Do it yourself
In my house, we have a saying, “If it matters, you’ll find time for it.” There are some things you just can’t avoid (e.g. doctor’s appointments, prepping for family to visit, building a presentation for your boss). These are the must-dos of being an adult. Here’s where prioritization meets organization. When assessing my three-page to-do list, I threw out page three because I never would make time to replace the plastic seat adjustment handle in my car, I paid others to do page two including swapping curbside pickup for grocery store trips, but I still have to figure out how to most effectively own the remaining tasks. These are not only ones that lie squarely in my lane, but they’re also the ones where I need to be present and in the moment. For me, this includes coaching cheer practice, eating dinner at the table each night with my family, getting adequate sleep, training in the gym, and being fully engaged when prepping for each client meeting. After separating the wheat from the chaff, the activities that require my personal attention are doable if I stay focused and organized.
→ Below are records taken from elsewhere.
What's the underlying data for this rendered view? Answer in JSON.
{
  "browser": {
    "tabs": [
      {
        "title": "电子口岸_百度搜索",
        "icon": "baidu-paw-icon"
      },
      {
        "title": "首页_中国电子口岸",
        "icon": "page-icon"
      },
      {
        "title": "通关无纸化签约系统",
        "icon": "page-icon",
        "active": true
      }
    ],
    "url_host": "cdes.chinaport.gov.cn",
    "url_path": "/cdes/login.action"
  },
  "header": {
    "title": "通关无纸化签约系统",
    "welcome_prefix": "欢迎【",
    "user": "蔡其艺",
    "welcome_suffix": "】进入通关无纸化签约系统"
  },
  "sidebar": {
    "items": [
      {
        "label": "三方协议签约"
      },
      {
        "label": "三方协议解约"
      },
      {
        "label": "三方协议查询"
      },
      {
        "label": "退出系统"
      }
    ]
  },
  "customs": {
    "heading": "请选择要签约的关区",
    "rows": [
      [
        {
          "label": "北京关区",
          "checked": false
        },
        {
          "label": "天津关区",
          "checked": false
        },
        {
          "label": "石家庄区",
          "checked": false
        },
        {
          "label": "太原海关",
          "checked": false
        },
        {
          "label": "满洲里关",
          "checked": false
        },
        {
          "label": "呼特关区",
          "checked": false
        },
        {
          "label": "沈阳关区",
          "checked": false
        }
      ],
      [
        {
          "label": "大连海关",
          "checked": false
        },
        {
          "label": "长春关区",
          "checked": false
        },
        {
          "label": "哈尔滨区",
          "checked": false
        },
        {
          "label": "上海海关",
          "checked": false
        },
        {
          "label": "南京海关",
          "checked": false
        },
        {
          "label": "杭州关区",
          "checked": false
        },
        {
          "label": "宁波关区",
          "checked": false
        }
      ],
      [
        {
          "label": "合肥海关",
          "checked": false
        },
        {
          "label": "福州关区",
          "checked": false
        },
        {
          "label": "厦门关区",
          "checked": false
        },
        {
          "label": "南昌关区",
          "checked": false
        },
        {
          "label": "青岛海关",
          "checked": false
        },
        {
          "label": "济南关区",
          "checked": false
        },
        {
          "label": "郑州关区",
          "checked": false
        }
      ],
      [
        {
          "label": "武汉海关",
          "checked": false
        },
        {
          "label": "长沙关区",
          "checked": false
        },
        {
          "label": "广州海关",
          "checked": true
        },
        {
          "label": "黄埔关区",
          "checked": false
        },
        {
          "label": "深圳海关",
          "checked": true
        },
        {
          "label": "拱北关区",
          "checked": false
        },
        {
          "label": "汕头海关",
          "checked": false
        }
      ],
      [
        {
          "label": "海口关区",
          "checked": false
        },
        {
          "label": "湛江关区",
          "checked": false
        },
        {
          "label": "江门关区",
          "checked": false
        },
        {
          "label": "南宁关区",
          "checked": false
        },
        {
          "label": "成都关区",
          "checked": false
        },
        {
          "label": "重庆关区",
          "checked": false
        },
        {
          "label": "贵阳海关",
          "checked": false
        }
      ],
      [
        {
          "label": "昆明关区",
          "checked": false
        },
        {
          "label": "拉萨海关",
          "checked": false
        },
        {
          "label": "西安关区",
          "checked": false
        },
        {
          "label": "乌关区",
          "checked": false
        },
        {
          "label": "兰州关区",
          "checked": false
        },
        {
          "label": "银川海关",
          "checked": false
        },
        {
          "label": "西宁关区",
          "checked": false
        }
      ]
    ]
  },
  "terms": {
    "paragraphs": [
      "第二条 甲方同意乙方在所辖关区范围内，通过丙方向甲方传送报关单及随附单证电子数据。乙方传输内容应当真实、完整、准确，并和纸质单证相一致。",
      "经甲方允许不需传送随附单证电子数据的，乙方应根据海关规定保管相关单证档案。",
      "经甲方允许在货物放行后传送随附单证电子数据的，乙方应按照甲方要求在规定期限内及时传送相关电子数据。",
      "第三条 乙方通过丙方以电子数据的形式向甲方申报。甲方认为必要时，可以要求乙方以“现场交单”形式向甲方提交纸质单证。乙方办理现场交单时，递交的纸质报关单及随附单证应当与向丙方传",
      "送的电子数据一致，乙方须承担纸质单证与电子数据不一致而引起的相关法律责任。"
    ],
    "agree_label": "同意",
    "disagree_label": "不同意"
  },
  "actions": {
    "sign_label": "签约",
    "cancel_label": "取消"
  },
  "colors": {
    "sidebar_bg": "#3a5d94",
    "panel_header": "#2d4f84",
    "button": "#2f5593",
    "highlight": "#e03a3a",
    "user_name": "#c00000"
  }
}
Of course, organization is a completely separate rabbit hole to dive into.
Prioritization is the first of many steps to make each day a little less stressed and start spending the 24 hours in your day a bit more deliberately. If you do, you might actually have time to catch up on the next episode of Stranger Things.
Lisa Jaster, PMP is currently serving as a Lieutenant Colonel in the Army Reserve and one of the first three women to graduate the elite United States Army Ranger program in 2015. She graduated at age 37, while the average trainee age is 23. Lisa creatively juggles her civilian career, family life, and personal interests. She is a Partner and Senior Contributor at Talent War Group as a keynote speaker and executive coach. She is also on the board of the Directors of two non-profits, Team Red, White, and Blue as well as Dive Pirates. Lisa retains her sanity through strength training and Brazilian Jiu Jitsu. She is married to Marine Col. Allan Jaster, also a reservist and principle/owner of the Financial Advising Firm, Archer Consulting. Lisa and Allan have two children together, Zachary and Victoria, and live in New Braunfels, Texas.